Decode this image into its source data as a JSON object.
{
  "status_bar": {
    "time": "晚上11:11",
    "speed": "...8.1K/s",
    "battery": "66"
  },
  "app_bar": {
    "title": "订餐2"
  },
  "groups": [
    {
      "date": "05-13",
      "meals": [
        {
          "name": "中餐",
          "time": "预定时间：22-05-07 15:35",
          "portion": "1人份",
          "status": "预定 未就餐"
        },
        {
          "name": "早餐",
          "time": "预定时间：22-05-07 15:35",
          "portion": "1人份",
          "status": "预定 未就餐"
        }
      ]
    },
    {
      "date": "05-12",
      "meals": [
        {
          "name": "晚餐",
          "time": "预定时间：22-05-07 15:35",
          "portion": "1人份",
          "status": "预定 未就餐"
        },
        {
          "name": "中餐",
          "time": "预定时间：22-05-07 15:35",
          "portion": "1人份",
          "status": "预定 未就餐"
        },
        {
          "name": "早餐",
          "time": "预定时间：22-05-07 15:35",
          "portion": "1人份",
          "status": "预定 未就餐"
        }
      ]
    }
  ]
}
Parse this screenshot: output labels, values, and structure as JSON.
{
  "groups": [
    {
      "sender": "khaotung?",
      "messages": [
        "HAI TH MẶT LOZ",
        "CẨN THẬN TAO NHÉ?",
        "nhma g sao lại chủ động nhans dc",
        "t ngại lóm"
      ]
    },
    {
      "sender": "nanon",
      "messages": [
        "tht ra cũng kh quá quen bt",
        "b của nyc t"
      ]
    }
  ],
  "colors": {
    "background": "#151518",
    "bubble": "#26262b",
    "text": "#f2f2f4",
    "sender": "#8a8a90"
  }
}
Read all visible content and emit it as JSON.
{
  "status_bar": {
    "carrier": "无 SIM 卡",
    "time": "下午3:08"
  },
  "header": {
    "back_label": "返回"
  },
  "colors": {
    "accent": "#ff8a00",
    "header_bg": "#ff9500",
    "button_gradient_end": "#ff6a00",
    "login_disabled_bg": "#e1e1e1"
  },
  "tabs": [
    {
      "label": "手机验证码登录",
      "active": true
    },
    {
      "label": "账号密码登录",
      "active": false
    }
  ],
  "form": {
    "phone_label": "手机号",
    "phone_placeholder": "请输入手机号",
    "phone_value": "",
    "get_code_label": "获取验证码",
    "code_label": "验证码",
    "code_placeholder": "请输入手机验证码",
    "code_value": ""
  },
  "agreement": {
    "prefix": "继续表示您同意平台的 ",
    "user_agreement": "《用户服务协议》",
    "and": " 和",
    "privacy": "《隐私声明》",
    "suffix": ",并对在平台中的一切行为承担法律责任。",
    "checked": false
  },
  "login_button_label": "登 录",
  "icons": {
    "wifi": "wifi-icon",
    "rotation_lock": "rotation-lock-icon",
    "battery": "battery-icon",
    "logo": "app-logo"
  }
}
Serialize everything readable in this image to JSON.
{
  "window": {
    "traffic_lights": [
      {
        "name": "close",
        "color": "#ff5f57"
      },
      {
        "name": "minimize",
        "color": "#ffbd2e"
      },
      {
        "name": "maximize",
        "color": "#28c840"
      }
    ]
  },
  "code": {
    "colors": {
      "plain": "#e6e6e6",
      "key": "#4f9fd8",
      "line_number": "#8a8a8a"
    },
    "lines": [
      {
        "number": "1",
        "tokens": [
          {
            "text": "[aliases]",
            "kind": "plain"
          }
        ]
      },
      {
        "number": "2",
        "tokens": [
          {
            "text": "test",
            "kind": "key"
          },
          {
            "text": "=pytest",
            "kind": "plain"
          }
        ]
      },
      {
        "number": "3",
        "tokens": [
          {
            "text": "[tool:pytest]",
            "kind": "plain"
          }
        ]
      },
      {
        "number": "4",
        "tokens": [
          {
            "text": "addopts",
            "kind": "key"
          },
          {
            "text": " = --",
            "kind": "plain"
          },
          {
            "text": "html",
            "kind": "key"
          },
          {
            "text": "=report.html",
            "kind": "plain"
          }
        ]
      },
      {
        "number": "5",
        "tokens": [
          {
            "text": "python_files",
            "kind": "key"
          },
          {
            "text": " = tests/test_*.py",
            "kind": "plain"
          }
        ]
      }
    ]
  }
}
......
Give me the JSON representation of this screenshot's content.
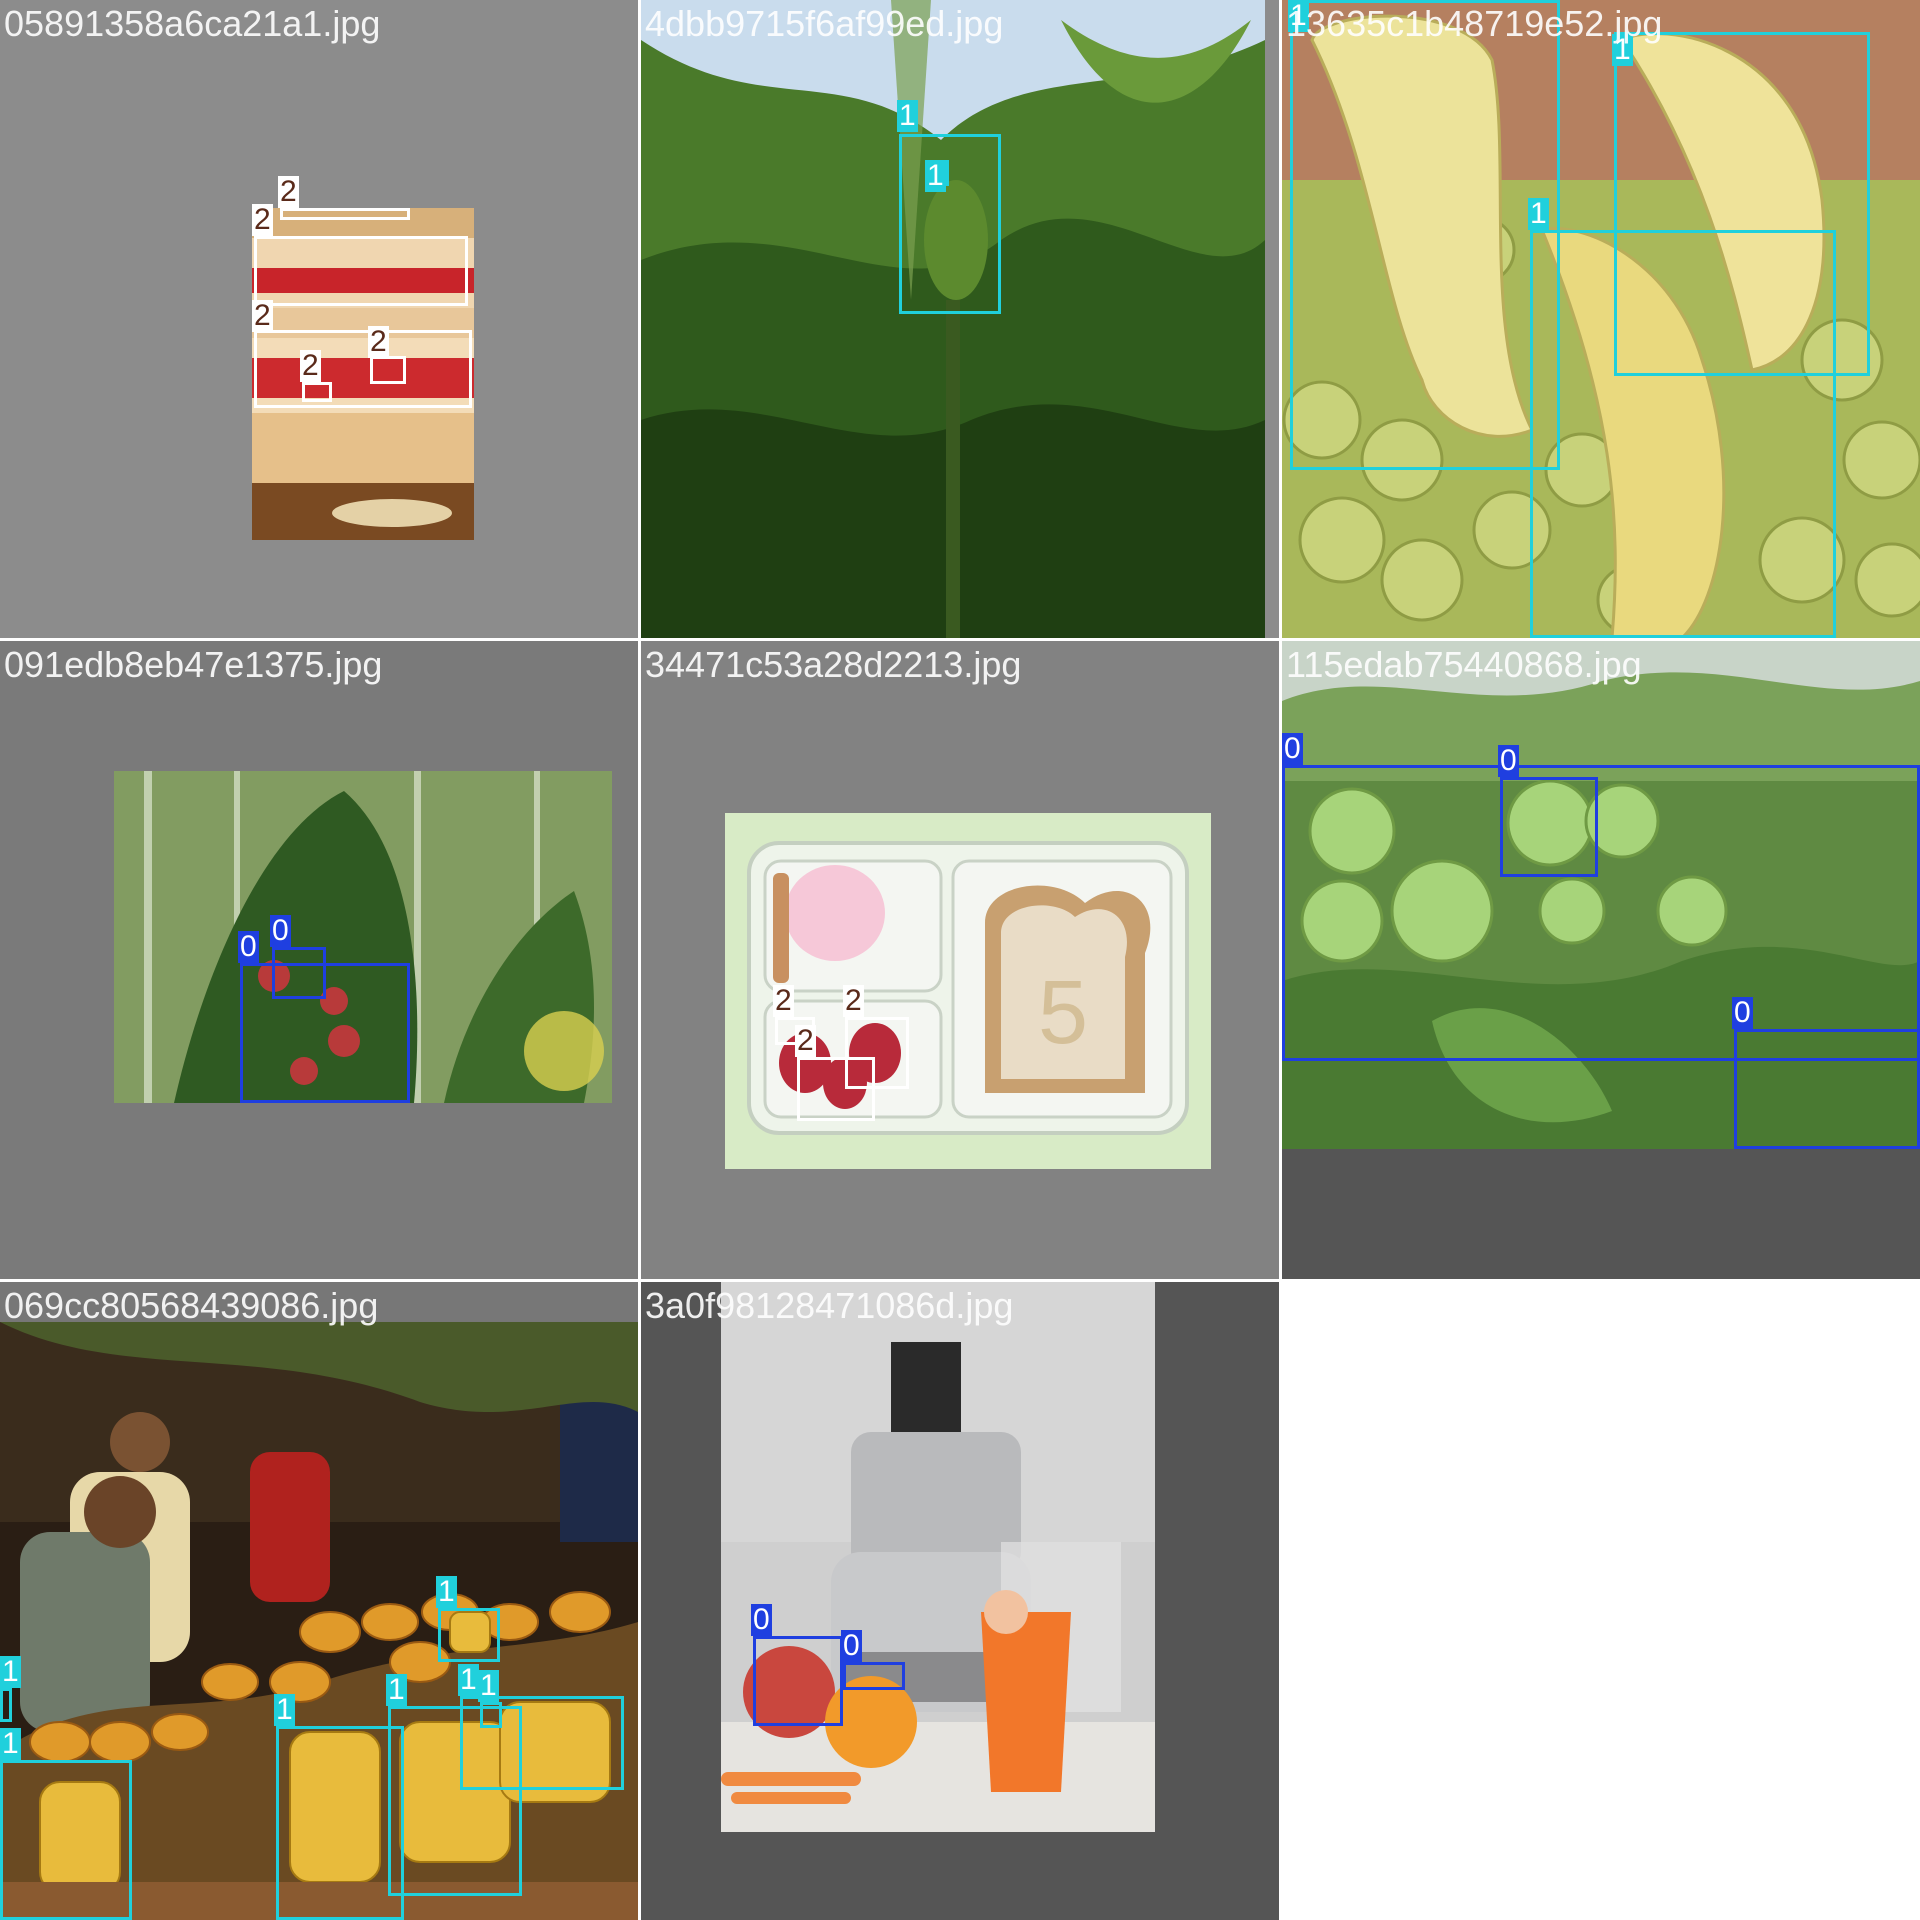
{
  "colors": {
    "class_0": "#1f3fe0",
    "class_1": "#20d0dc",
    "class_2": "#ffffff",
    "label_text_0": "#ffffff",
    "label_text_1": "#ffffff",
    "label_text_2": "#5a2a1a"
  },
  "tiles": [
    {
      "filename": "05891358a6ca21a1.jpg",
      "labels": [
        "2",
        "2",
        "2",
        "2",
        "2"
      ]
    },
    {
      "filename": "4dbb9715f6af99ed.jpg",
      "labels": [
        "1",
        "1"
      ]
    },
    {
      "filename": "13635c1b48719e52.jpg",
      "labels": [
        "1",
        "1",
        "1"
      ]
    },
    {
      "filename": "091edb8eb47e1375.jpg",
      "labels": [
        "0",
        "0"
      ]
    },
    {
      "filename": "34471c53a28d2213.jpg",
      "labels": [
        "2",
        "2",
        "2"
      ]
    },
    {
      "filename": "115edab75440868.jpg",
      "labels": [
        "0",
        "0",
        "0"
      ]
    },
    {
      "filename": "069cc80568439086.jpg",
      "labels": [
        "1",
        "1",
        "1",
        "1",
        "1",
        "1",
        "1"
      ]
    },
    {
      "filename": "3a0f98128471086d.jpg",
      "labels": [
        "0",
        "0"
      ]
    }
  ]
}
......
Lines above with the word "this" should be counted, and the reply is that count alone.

Exercise result — 4